Theorem: Let $\nu$ be a finite Radon measure on a cube $X$ in $\mathbb{R}^n$. Then $D\nu(x)$ (which is defined as $\overline{D}\nu(x)$ in case $\overline{D}\nu(x) = \underline{D}\nu(x) := \liminf \limits_{r \downarrow 0} {\frac{\nu(\overline{B}_r(x))}{\lambda(\overline{B}_r(x))}}$) exists for a. e. $x \in X$ and is integrable on $X$. Furthermore, $$\nu(E) = \int_E {D\nu}\, \mathcal{d}\lambda + \nu(E \cap B_\infty) + \nu(E \cap B_{-\infty})$$ for every Borel set $E \subseteq X$, where $$B_{\pm \infty} := \{x \in X \: | \: D\nu(x) = \pm\infty\}.$$

For my problem, choose $n=1$ and $X = [0,1]$. By hypothesis, $D\nu$ exists everywhere, so $B_{\pm \infty} = \emptyset$ and the theorem shows that $\nu$ is absolutely continuous with respect to Lebesgue measure.

• Provided that $D\nu$ is finite everywhere, does part 2 of your lemma imply $\lambda(B)=0\Rightarrow |\nu|(B)=0$ and hence $\nu\ll\lambda$ immediately?
– 23rd
Commented Dec 10, 2012 at 14:03
• Another question: why is Vitali covering theorem applicable to $|\nu|$?
– 23rd
Commented Dec 10, 2012 at 14:48
• Hmm, I don't think so. $\nu(B) = 0$ does not imply $|\nu|(B) = 0$. And I don't see a good connection between $D\nu$ and $\overline{D}|\nu|, \underline{D}|\nu|$. - And the Vitali-Besicovitch theorem only needs a positive Radon measure, which $|\nu|$ should be. Commented Dec 10, 2012 at 15:00
• $\nu(B)=0$ does not imply $|\nu|(B)=0$, but your lemma implies that if $D\nu$ is finite everywhere, then $\lambda(B)=0\Rightarrow \lambda(C)=0,\forall C\subset B\Rightarrow \nu(C)=0,\forall C\subset B\Rightarrow |\nu|(B)=0$.
– 23rd
Commented Dec 10, 2012 at 15:17
• Ah, good point!
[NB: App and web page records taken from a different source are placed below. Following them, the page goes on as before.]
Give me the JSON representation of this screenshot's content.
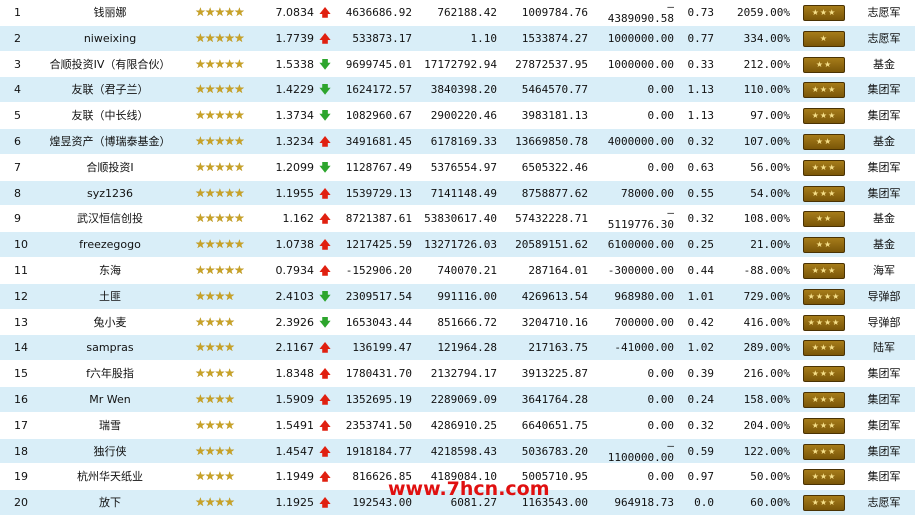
{
  "rows": [
    {
      "rank": "1",
      "name": "钱丽娜",
      "stars": "★★★★★",
      "score": "7.0834",
      "trend": "up",
      "v1": "4636686.92",
      "v2": "762188.42",
      "v3": "1009784.76",
      "v4a": "–",
      "v4b": "4389090.58",
      "ratio": "0.73",
      "pct": "2059.00%",
      "badge": "★★★",
      "type": "志愿军"
    },
    {
      "rank": "2",
      "name": "niweixing",
      "stars": "★★★★★",
      "score": "1.7739",
      "trend": "up",
      "v1": "533873.17",
      "v2": "1.10",
      "v3": "1533874.27",
      "v4a": "1000000.00",
      "v4b": "",
      "ratio": "0.77",
      "pct": "334.00%",
      "badge": "★",
      "type": "志愿军"
    },
    {
      "rank": "3",
      "name": "合顺投资IV（有限合伙）",
      "stars": "★★★★★",
      "score": "1.5338",
      "trend": "down",
      "v1": "9699745.01",
      "v2": "17172792.94",
      "v3": "27872537.95",
      "v4a": "1000000.00",
      "v4b": "",
      "ratio": "0.33",
      "pct": "212.00%",
      "badge": "★★",
      "type": "基金"
    },
    {
      "rank": "4",
      "name": "友联（君子兰）",
      "stars": "★★★★★",
      "score": "1.4229",
      "trend": "down",
      "v1": "1624172.57",
      "v2": "3840398.20",
      "v3": "5464570.77",
      "v4a": "0.00",
      "v4b": "",
      "ratio": "1.13",
      "pct": "110.00%",
      "badge": "★★★",
      "type": "集团军"
    },
    {
      "rank": "5",
      "name": "友联（中长线）",
      "stars": "★★★★★",
      "score": "1.3734",
      "trend": "down",
      "v1": "1082960.67",
      "v2": "2900220.46",
      "v3": "3983181.13",
      "v4a": "0.00",
      "v4b": "",
      "ratio": "1.13",
      "pct": "97.00%",
      "badge": "★★★",
      "type": "集团军"
    },
    {
      "rank": "6",
      "name": "煌昱资产（博瑞泰基金）",
      "stars": "★★★★★",
      "score": "1.3234",
      "trend": "up",
      "v1": "3491681.45",
      "v2": "6178169.33",
      "v3": "13669850.78",
      "v4a": "4000000.00",
      "v4b": "",
      "ratio": "0.32",
      "pct": "107.00%",
      "badge": "★★",
      "type": "基金"
    },
    {
      "rank": "7",
      "name": "合顺投资I",
      "stars": "★★★★★",
      "score": "1.2099",
      "trend": "down",
      "v1": "1128767.49",
      "v2": "5376554.97",
      "v3": "6505322.46",
      "v4a": "0.00",
      "v4b": "",
      "ratio": "0.63",
      "pct": "56.00%",
      "badge": "★★★",
      "type": "集团军"
    },
    {
      "rank": "8",
      "name": "syz1236",
      "stars": "★★★★★",
      "score": "1.1955",
      "trend": "up",
      "v1": "1539729.13",
      "v2": "7141148.49",
      "v3": "8758877.62",
      "v4a": "78000.00",
      "v4b": "",
      "ratio": "0.55",
      "pct": "54.00%",
      "badge": "★★★",
      "type": "集团军"
    },
    {
      "rank": "9",
      "name": "武汉恒信创投",
      "stars": "★★★★★",
      "score": "1.162",
      "trend": "up",
      "v1": "8721387.61",
      "v2": "53830617.40",
      "v3": "57432228.71",
      "v4a": "–",
      "v4b": "5119776.30",
      "ratio": "0.32",
      "pct": "108.00%",
      "badge": "★★",
      "type": "基金"
    },
    {
      "rank": "10",
      "name": "freezegogo",
      "stars": "★★★★★",
      "score": "1.0738",
      "trend": "up",
      "v1": "1217425.59",
      "v2": "13271726.03",
      "v3": "20589151.62",
      "v4a": "6100000.00",
      "v4b": "",
      "ratio": "0.25",
      "pct": "21.00%",
      "badge": "★★",
      "type": "基金"
    },
    {
      "rank": "11",
      "name": "东海",
      "stars": "★★★★★",
      "score": "0.7934",
      "trend": "up",
      "v1": "-152906.20",
      "v2": "740070.21",
      "v3": "287164.01",
      "v4a": "-300000.00",
      "v4b": "",
      "ratio": "0.44",
      "pct": "-88.00%",
      "badge": "★★★",
      "type": "海军"
    },
    {
      "rank": "12",
      "name": "土匪",
      "stars": "★★★★",
      "score": "2.4103",
      "trend": "down",
      "v1": "2309517.54",
      "v2": "991116.00",
      "v3": "4269613.54",
      "v4a": "968980.00",
      "v4b": "",
      "ratio": "1.01",
      "pct": "729.00%",
      "badge": "★★★★",
      "type": "导弹部"
    },
    {
      "rank": "13",
      "name": "兔小麦",
      "stars": "★★★★",
      "score": "2.3926",
      "trend": "down",
      "v1": "1653043.44",
      "v2": "851666.72",
      "v3": "3204710.16",
      "v4a": "700000.00",
      "v4b": "",
      "ratio": "0.42",
      "pct": "416.00%",
      "badge": "★★★★",
      "type": "导弹部"
    },
    {
      "rank": "14",
      "name": "sampras",
      "stars": "★★★★",
      "score": "2.1167",
      "trend": "up",
      "v1": "136199.47",
      "v2": "121964.28",
      "v3": "217163.75",
      "v4a": "-41000.00",
      "v4b": "",
      "ratio": "1.02",
      "pct": "289.00%",
      "badge": "★★★",
      "type": "陆军"
    },
    {
      "rank": "15",
      "name": "f六年股指",
      "stars": "★★★★",
      "score": "1.8348",
      "trend": "up",
      "v1": "1780431.70",
      "v2": "2132794.17",
      "v3": "3913225.87",
      "v4a": "0.00",
      "v4b": "",
      "ratio": "0.39",
      "pct": "216.00%",
      "badge": "★★★",
      "type": "集团军"
    },
    {
      "rank": "16",
      "name": "Mr Wen",
      "stars": "★★★★",
      "score": "1.5909",
      "trend": "up",
      "v1": "1352695.19",
      "v2": "2289069.09",
      "v3": "3641764.28",
      "v4a": "0.00",
      "v4b": "",
      "ratio": "0.24",
      "pct": "158.00%",
      "badge": "★★★",
      "type": "集团军"
    },
    {
      "rank": "17",
      "name": "瑞雪",
      "stars": "★★★★",
      "score": "1.5491",
      "trend": "up",
      "v1": "2353741.50",
      "v2": "4286910.25",
      "v3": "6640651.75",
      "v4a": "0.00",
      "v4b": "",
      "ratio": "0.32",
      "pct": "204.00%",
      "badge": "★★★",
      "type": "集团军"
    },
    {
      "rank": "18",
      "name": "独行侠",
      "stars": "★★★★",
      "score": "1.4547",
      "trend": "up",
      "v1": "1918184.77",
      "v2": "4218598.43",
      "v3": "5036783.20",
      "v4a": "–",
      "v4b": "1100000.00",
      "ratio": "0.59",
      "pct": "122.00%",
      "badge": "★★★",
      "type": "集团军"
    },
    {
      "rank": "19",
      "name": "杭州华天纸业",
      "stars": "★★★★",
      "score": "1.1949",
      "trend": "up",
      "v1": "816626.85",
      "v2": "4189084.10",
      "v3": "5005710.95",
      "v4a": "0.00",
      "v4b": "",
      "ratio": "0.97",
      "pct": "50.00%",
      "badge": "★★★",
      "type": "集团军"
    },
    {
      "rank": "20",
      "name": "放下",
      "stars": "★★★★",
      "score": "1.1925",
      "trend": "up",
      "v1": "192543.00",
      "v2": "6081.27",
      "v3": "1163543.00",
      "v4a": "964918.73",
      "v4b": "",
      "ratio": "0.0",
      "pct": "60.00%",
      "badge": "★★★",
      "type": "志愿军"
    }
  ],
  "arrows": {
    "up": "🡅",
    "down": "🡇"
  },
  "colors": {
    "odd": "#ffffff",
    "even": "#d9eef8",
    "up": "#e02010",
    "down": "#2da52d"
  },
  "watermark": "www.7hcn.com"
}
It's still a nice theorem, so I'll leave it there as reference. Commented Dec 10, 2012 at 15:50

Edit: There is a problem with the below argument: just because $f(x) = \lim_{\epsilon \to 0} \frac{1}{2\epsilon} (F(x+\epsilon)-F(x-\epsilon))$ exists does not let us conclude that $F$ is differentiable (consider $F(x)=x^{1/3}$ at $x=0$). So more work is needed.

Set $f(x) = \lim_{\epsilon \to 0} \frac{1}{2\epsilon} \mu(]x+\epsilon, x-\epsilon[)$. It is shown in Theorem 3.22 of Folland's Real Analysis that $f$ is the density of the absolutely continuous part of $\mu$; in particular, $f$ is integrable (with respect to Lebesgue measure).

If $F(x) = \mu([0,x))$, then $f = F'$ (Edit: not yet proved) (note that $F(x+\epsilon) - F(x-\epsilon) = \mu([x-\epsilon, x+\epsilon[)$ instead of $\mu(]x-\epsilon, x+\epsilon[)$, but $\mu$ has no atoms so they are actually equal). Now Corollary 3.22 of A First Course in Sobolev Spaces by Giovanni Leoni (free preview of relevant chapter) says that any everywhere differentiable function with integrable derivative is absolutely continuous. That means that $\mu$ itself is an absolutely continuous measure.

• In general, $F'$ only exists Lebesgue almost everywhere, so how can you conclude that $F'=f$ everywhere?
– 23rd
Commented Dec 7, 2012 at 21:04
• @richard: I was thinking that $F'$ was precisely the limit that we are assuming to exist, but I've noted that this is not right. Commented Dec 7, 2012 at 22:22
• It is too tricky for me to make use of the existence of the limit. Maybe as suggested by Thomas in the question, $\mu$ could be singular?
– 23rd
Commented Dec 7, 2012 at 22:49